27867 - Cinema and Cultural Studies (1) (LM)

Course Unit Page

Academic Year 2018/2019

Learning outcomes

By the end of this course students will acquire a knowledge of the close connection between the product and the culture producing it. Not only from an historicist point of view contextualizing the film (or novel or something else) in a precise time, but also considering what it allows to find, in the most neglected details of the work, significant traces of a culture that was not intended to be evoked, but nevertheless it is part of it.

Course contents

Intellectualism and high culture in American cinema – This course will deal, among others, with the following thematic blocks: Hollywood cinema and middlebrow culture; intellectualism and antiintellectualism in the American films; Entertainment and American Culture; cinema and modernism; forms of relationship between film and literature; forms of distincion in the consumption of films (art house cinemas); New American Cinema.

Readings/Bibliography

Lecture notes with a selection of essays will be available at Harpo's, via Barberia, starting from the beginning of the course.

N.B. Non-attending students are required to take an interview and study one of the following texts:

F. La Polla, L'età dell'occhio. Il cinema e la cultura americana, Lindau, Torino, 1999.

Krin Gabbard, Jammin' at the Margins. Jazz and the American Cinema, Chicago, 1996;

Peter Stainfield, Body and Soul. Jazz, Blues and Race in American Film, University of Illinois Press, 2005

F. La Polla, Ombre americane.
Regia, interpretazione, narrazione a Hollywood tra storia e cultura nazionale, Bonomia Up, Bologna 2008

- F. La Polla, Stili americani, Bononia UP, Bononia UP, Bologna, 2003.

Lary May, Screening Out the Past. The Birth of Mass Culture and the Motion Picture Industry, The University of Chicago Press, Chicago 1980

Lary May, The Big Tomorrow. Hollywood and the Politics of the American Way, The University of Chicago Press, Chicago 2000

- S. Bernardi, Il paesaggio nel cinema italiano, Marsilio, Venezia, 2003.

D. Forgacs, S. Gundle, Cultura di massa e società italiana. 1936-1954, Bologna, Il Mulino, 2007

F. Jameson, Firme del visibile, Roma, Donzelli, 2003

- Robert B. Ray, How a Film Theory Got Lost, and Other Mysteries in Cultural Studies, Indiana University Press, Bloomington, 2001

- P. Sorlin, Cinema e identità europea, La Nuova Italia, Firenze, 2001.

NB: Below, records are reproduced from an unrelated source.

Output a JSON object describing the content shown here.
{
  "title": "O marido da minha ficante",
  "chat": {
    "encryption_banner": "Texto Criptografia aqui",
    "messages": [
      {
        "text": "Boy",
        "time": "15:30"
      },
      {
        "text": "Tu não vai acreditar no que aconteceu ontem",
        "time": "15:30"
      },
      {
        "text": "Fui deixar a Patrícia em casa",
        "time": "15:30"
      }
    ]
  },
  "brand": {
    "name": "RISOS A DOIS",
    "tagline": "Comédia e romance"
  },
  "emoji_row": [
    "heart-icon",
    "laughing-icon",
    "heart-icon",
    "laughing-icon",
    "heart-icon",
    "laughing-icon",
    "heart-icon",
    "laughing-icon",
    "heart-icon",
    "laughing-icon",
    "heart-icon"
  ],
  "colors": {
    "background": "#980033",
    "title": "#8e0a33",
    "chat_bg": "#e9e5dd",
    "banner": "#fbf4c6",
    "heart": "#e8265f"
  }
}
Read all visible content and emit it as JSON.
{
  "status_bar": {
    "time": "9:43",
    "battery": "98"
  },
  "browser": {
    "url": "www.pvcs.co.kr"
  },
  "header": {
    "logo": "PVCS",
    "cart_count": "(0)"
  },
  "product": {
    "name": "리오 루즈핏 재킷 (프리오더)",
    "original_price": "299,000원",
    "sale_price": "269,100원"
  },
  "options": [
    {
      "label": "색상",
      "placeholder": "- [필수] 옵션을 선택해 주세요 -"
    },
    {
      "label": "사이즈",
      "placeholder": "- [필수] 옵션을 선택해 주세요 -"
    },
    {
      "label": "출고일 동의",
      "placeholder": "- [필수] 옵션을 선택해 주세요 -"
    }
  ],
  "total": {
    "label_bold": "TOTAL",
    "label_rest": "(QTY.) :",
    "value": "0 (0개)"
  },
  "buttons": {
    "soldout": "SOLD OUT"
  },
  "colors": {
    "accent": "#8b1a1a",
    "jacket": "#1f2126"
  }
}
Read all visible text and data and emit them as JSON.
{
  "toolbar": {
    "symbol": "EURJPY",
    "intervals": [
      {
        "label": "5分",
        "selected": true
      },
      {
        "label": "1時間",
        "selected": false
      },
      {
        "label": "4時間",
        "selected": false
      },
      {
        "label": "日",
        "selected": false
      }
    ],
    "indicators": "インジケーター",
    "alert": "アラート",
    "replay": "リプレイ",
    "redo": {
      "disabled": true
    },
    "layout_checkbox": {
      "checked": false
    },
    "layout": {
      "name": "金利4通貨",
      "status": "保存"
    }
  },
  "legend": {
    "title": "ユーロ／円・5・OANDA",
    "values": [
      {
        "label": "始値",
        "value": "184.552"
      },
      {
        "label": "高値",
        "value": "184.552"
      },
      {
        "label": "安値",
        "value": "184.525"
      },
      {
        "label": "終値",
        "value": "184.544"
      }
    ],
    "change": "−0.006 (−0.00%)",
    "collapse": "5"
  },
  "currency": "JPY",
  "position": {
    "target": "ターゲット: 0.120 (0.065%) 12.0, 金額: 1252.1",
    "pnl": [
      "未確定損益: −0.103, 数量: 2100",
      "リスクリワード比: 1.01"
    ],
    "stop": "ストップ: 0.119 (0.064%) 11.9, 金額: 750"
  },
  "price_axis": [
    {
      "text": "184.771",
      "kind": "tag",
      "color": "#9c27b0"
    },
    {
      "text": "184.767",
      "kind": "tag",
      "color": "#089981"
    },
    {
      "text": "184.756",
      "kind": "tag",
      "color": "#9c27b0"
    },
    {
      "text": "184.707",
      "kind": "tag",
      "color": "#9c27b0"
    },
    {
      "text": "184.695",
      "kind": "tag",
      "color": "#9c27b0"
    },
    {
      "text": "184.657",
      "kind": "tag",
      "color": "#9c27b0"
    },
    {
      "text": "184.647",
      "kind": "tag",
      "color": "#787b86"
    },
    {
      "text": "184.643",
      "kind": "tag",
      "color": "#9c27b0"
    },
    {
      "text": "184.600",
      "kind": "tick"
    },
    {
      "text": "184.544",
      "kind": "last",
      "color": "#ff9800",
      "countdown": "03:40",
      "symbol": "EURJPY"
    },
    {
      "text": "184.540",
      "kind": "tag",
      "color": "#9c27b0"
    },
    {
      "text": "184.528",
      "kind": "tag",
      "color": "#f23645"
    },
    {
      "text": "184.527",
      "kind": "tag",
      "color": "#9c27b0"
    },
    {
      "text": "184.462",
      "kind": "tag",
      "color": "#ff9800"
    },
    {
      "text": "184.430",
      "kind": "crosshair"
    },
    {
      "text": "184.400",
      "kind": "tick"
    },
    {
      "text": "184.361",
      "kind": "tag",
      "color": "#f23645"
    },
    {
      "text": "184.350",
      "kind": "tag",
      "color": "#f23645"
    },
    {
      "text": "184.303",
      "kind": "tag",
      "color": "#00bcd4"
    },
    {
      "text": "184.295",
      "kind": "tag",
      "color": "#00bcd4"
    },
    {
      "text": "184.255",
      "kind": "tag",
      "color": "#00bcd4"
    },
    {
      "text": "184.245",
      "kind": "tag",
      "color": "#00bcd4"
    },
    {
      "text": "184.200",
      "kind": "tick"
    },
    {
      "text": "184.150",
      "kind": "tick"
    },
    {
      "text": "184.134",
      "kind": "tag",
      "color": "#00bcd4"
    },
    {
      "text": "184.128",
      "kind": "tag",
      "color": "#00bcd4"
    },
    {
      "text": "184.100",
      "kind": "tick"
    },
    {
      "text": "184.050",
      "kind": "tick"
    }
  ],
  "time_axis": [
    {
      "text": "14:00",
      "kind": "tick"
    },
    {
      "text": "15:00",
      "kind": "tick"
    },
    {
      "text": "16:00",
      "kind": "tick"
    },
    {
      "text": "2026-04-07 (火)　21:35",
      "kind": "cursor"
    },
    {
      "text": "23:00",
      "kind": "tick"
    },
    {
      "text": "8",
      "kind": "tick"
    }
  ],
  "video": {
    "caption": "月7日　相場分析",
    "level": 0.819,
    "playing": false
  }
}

Elena Mosconi, L'impressione del film. Contributi per una storia culturale del cinema italinao, Milano, Vita e pensiero, 2006

Miriam Hansen, Babele e Bailonia. Il cinema muto americano e il suo spettatore, Torino, Kaplan, 2006

J. Fell, Film and the Narrative Tradition, Berkeley, University of California Press, 1986

- R. Slotkin, Gunfighter Nation, The Myth of the Frontier in 20th Century America, Univ.of Oklahoma Press, Norman, 1998.

- R. Keller Simon, Trash Culture. Popular Culture and the Great Tradition, Univ. of California Press, Berkeley, 1999

Henry Jenkins, Cultura convergente, Bologna, Apogeo, 2007

Rosalind Galt, The New European Cinema, New York, Columbia University Press, 2006

Jim Collins,Architectures of Excess. Cultural Life in the Information Age, New York, Routledge, 1995.

Teaching methods

Lectures with supporting materials

Of course, this methodological approach (as the subject itself) requires not only specific knowledge in the strictly cinematic context, but also a substantial knowledge of the culture/s in which the film has been produced.

Students are recommended to attend the course, this being a great advantage, since there are no teaching manuals related to this subject, so its basics will be dealt with and exemplified during the course. N.B. Students are expected to know English so well to be able to read academic essays in such language.

Assessment methods

Students are required to submit a final essay of about 20 sheet (2000 characters each, spaces included) on a topic at their choice and concerning the monograph part contents (to be agreed with the teacher at his Office hours). The essay shall be submitted for correction within 14 days of the date in which students wish to sit the examination. N.B. Non-attending students shall also take an oral examination (see bibliography).

It will be assessed as excellent the performance of those students achieving an organic vision of the course contents, the use of a proper specific language, the originality of the reflection as well as the familiarity with the historiographic tolls for analysing the subject.

It will be assessed as discrete the performance of those students showing mostly mechanical or mnemonic knowledge of the subject, not articulated synthesis and analysis capabilities, a correct but not always appropriate language, as well as a scholastic study of the discipline. It will be assessed as barely sufficient the performance of those students showing learning gaps, inappropriate language, lack of knowledge of the discipline. It will be assessed as insufficient the performance of those students showing learning gaps, inappropriate language, no orientation within the recommended bibliography and inability to analyse the subject.


Teaching tools

The study of the cases will be supported by audio-visual material.


Office hours

See the website of Michele Fadda